**Your goal**
Each of the lines below must be retyped character for character.

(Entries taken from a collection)
:::

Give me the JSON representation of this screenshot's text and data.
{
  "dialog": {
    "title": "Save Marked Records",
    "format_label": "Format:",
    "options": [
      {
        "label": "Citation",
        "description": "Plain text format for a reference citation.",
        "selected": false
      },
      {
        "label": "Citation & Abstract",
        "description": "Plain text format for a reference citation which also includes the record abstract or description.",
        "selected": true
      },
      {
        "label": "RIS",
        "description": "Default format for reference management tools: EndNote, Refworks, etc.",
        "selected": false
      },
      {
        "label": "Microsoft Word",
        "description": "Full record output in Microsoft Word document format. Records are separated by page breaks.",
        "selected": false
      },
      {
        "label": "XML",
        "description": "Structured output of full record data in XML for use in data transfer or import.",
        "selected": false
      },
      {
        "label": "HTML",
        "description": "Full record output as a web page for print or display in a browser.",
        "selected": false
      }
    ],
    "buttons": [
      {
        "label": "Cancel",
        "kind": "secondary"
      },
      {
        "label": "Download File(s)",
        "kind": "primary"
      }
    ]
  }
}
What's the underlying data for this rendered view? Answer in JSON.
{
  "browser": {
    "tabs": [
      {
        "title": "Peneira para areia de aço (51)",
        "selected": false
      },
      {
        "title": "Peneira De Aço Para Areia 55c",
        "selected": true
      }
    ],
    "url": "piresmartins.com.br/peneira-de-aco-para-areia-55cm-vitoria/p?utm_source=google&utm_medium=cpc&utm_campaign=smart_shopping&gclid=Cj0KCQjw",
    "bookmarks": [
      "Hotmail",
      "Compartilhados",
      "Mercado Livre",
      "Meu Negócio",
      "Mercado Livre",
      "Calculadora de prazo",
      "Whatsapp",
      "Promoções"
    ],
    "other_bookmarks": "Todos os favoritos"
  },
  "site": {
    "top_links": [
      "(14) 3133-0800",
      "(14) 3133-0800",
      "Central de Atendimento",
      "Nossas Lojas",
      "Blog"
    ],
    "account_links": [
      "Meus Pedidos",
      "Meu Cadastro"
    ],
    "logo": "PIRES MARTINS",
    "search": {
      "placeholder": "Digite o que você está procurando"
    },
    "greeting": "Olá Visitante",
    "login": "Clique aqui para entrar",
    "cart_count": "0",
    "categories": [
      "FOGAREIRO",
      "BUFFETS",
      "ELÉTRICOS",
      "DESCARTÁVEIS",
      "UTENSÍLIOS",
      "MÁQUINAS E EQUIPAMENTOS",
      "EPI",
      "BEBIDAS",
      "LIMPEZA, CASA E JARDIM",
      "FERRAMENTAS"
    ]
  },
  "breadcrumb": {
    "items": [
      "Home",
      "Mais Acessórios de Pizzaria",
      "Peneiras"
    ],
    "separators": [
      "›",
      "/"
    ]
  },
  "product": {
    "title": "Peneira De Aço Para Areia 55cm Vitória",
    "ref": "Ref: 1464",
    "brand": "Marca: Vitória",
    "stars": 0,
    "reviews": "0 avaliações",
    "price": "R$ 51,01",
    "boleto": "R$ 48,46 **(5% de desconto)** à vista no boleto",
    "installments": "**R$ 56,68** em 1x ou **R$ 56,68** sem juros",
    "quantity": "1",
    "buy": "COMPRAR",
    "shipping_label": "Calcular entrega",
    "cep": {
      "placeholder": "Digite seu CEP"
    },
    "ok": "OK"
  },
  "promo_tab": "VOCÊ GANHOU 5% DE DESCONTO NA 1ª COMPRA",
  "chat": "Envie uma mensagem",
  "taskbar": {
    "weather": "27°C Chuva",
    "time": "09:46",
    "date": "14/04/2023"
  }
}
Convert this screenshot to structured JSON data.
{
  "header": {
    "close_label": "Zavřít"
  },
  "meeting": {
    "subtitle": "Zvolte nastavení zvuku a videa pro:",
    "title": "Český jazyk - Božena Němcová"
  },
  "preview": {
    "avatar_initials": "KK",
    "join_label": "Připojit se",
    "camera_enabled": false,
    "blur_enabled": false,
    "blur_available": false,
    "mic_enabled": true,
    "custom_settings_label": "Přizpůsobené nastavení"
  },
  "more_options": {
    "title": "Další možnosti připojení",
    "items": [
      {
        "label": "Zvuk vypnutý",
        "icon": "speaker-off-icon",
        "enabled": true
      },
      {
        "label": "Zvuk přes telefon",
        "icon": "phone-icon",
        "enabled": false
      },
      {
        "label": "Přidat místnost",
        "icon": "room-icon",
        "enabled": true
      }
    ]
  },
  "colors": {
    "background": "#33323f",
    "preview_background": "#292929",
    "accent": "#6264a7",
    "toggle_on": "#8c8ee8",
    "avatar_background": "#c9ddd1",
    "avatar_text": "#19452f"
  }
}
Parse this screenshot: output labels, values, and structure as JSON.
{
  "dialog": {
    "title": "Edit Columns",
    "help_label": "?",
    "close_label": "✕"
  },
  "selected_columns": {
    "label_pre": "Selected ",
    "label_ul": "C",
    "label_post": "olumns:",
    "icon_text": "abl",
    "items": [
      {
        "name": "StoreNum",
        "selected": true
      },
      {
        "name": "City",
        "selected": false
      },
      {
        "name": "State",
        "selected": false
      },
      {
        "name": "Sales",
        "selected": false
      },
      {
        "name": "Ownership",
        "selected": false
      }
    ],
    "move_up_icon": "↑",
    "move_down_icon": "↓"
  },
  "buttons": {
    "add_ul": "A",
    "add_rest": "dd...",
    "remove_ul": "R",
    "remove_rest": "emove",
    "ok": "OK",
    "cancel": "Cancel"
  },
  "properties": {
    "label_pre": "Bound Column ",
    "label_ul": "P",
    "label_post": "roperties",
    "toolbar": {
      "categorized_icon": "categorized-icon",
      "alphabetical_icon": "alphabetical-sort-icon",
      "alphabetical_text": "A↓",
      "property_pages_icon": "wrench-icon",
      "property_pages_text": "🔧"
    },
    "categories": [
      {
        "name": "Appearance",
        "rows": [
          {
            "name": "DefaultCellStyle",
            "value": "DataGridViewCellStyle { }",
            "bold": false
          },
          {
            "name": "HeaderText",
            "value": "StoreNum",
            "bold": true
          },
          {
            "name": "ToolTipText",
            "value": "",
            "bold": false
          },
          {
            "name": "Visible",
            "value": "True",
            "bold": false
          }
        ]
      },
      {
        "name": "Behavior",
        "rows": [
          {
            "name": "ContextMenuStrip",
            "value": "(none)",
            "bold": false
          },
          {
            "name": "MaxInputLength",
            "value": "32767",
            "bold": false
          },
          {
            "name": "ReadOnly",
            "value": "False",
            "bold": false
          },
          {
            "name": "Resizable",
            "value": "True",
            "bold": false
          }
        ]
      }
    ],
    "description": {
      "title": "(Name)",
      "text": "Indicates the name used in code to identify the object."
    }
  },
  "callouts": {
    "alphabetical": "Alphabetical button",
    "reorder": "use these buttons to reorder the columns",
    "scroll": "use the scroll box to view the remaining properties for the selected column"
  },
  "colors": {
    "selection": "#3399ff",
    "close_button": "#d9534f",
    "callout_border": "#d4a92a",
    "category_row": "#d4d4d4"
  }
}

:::

**Solution to the problem**
Give me the JSON representation of this screenshot's text and data.
{
  "dialog": {
    "title": "Save Marked Records",
    "format_label": "Format:",
    "options": [
      {
        "label": "Citation",
        "description": "Plain text format for a reference citation.",
        "selected": false
      },
      {
        "label": "Citation & Abstract",
        "description": "Plain text format for a reference citation which also includes the record abstract or description.",
        "selected": true
      },
      {
        "label": "RIS",
        "description": "Default format for reference management tools: EndNote, Refworks, etc.",
        "selected": false
      },
      {
        "label": "Microsoft Word",
        "description": "Full record output in Microsoft Word document format. Records are separated by page breaks.",
        "selected": false
      },
      {
        "label": "XML",
        "description": "Structured output of full record data in XML for use in data transfer or import.",
        "selected": false
      },
      {
        "label": "HTML",
        "description": "Full record output as a web page for print or display in a browser.",
        "selected": false
      }
    ],
    "buttons": [
      {
        "label": "Cancel",
        "kind": "secondary"
      },
      {
        "label": "Download File(s)",
        "kind": "primary"
      }
    ]
  }
}
What's the underlying data for this rendered view? Answer in JSON.
{
  "browser": {
    "tabs": [
      {
        "title": "Peneira para areia de aço (51)",
        "selected": false
      },
      {
        "title": "Peneira De Aço Para Areia 55c",
        "selected": true
      }
    ],
    "url": "piresmartins.com.br/peneira-de-aco-para-areia-55cm-vitoria/p?utm_source=google&utm_medium=cpc&utm_campaign=smart_shopping&gclid=Cj0KCQjw",
    "bookmarks": [
      "Hotmail",
      "Compartilhados",
      "Mercado Livre",
      "Meu Negócio",
      "Mercado Livre",
      "Calculadora de prazo",
      "Whatsapp",
      "Promoções"
    ],
    "other_bookmarks": "Todos os favoritos"
  },
  "site": {
    "top_links": [
      "(14) 3133-0800",
      "(14) 3133-0800",
      "Central de Atendimento",
      "Nossas Lojas",
      "Blog"
    ],
    "account_links": [
      "Meus Pedidos",
      "Meu Cadastro"
    ],
    "logo": "PIRES MARTINS",
    "search": {
      "placeholder": "Digite o que você está procurando"
    },
    "greeting": "Olá Visitante",
    "login": "Clique aqui para entrar",
    "cart_count": "0",
    "categories": [
      "FOGAREIRO",
      "BUFFETS",
      "ELÉTRICOS",
      "DESCARTÁVEIS",
      "UTENSÍLIOS",
      "MÁQUINAS E EQUIPAMENTOS",
      "EPI",
      "BEBIDAS",
      "LIMPEZA, CASA E JARDIM",
      "FERRAMENTAS"
    ]
  },
  "breadcrumb": {
    "items": [
      "Home",
      "Mais Acessórios de Pizzaria",
      "Peneiras"
    ],
    "separators": [
      "›",
      "/"
    ]
  },
  "product": {
    "title": "Peneira De Aço Para Areia 55cm Vitória",
    "ref": "Ref: 1464",
    "brand": "Marca: Vitória",
    "stars": 0,
    "reviews": "0 avaliações",
    "price": "R$ 51,01",
    "boleto": "R$ 48,46 **(5% de desconto)** à vista no boleto",
    "installments": "**R$ 56,68** em 1x ou **R$ 56,68** sem juros",
    "quantity": "1",
    "buy": "COMPRAR",
    "shipping_label": "Calcular entrega",
    "cep": {
      "placeholder": "Digite seu CEP"
    },
    "ok": "OK"
  },
  "promo_tab": "VOCÊ GANHOU 5% DE DESCONTO NA 1ª COMPRA",
  "chat": "Envie uma mensagem",
  "taskbar": {
    "weather": "27°C Chuva",
    "time": "09:46",
    "date": "14/04/2023"
  }
}
Convert this screenshot to structured JSON data.
{
  "header": {
    "close_label": "Zavřít"
  },
  "meeting": {
    "subtitle": "Zvolte nastavení zvuku a videa pro:",
    "title": "Český jazyk - Božena Němcová"
  },
  "preview": {
    "avatar_initials": "KK",
    "join_label": "Připojit se",
    "camera_enabled": false,
    "blur_enabled": false,
    "blur_available": false,
    "mic_enabled": true,
    "custom_settings_label": "Přizpůsobené nastavení"
  },
  "more_options": {
    "title": "Další možnosti připojení",
    "items": [
      {
        "label": "Zvuk vypnutý",
        "icon": "speaker-off-icon",
        "enabled": true
      },
      {
        "label": "Zvuk přes telefon",
        "icon": "phone-icon",
        "enabled": false
      },
      {
        "label": "Přidat místnost",
        "icon": "room-icon",
        "enabled": true
      }
    ]
  },
  "colors": {
    "background": "#33323f",
    "preview_background": "#292929",
    "accent": "#6264a7",
    "toggle_on": "#8c8ee8",
    "avatar_background": "#c9ddd1",
    "avatar_text": "#19452f"
  }
}
Parse this screenshot: output labels, values, and structure as JSON.
{
  "dialog": {
    "title": "Edit Columns",
    "help_label": "?",
    "close_label": "✕"
  },
  "selected_columns": {
    "label_pre": "Selected ",
    "label_ul": "C",
    "label_post": "olumns:",
    "icon_text": "abl",
    "items": [
      {
        "name": "StoreNum",
        "selected": true
      },
      {
        "name": "City",
        "selected": false
      },
      {
        "name": "State",
        "selected": false
      },
      {
        "name": "Sales",
        "selected": false
      },
      {
        "name": "Ownership",
        "selected": false
      }
    ],
    "move_up_icon": "↑",
    "move_down_icon": "↓"
  },
  "buttons": {
    "add_ul": "A",
    "add_rest": "dd...",
    "remove_ul": "R",
    "remove_rest": "emove",
    "ok": "OK",
    "cancel": "Cancel"
  },
  "properties": {
    "label_pre": "Bound Column ",
    "label_ul": "P",
    "label_post": "roperties",
    "toolbar": {
      "categorized_icon": "categorized-icon",
      "alphabetical_icon": "alphabetical-sort-icon",
      "alphabetical_text": "A↓",
      "property_pages_icon": "wrench-icon",
      "property_pages_text": "🔧"
    },
    "categories": [
      {
        "name": "Appearance",
        "rows": [
          {
            "name": "DefaultCellStyle",
            "value": "DataGridViewCellStyle { }",
            "bold": false
          },
          {
            "name": "HeaderText",
            "value": "StoreNum",
            "bold": true
          },
          {
            "name": "ToolTipText",
            "value": "",
            "bold": false
          },
          {
            "name": "Visible",
            "value": "True",
            "bold": false
          }
        ]
      },
      {
        "name": "Behavior",
        "rows": [
          {
            "name": "ContextMenuStrip",
            "value": "(none)",
            "bold": false
          },
          {
            "name": "MaxInputLength",
            "value": "32767",
            "bold": false
          },
          {
            "name": "ReadOnly",
            "value": "False",
            "bold": false
          },
          {
            "name": "Resizable",
            "value": "True",
            "bold": false
          }
        ]
      }
    ],
    "description": {
      "title": "(Name)",
      "text": "Indicates the name used in code to identify the object."
    }
  },
  "callouts": {
    "alphabetical": "Alphabetical button",
    "reorder": "use these buttons to reorder the columns",
    "scroll": "use the scroll box to view the remaining properties for the selected column"
  },
  "colors": {
    "selection": "#3399ff",
    "close_button": "#d9534f",
    "callout_border": "#d4a92a",
    "category_row": "#d4d4d4"
  }
}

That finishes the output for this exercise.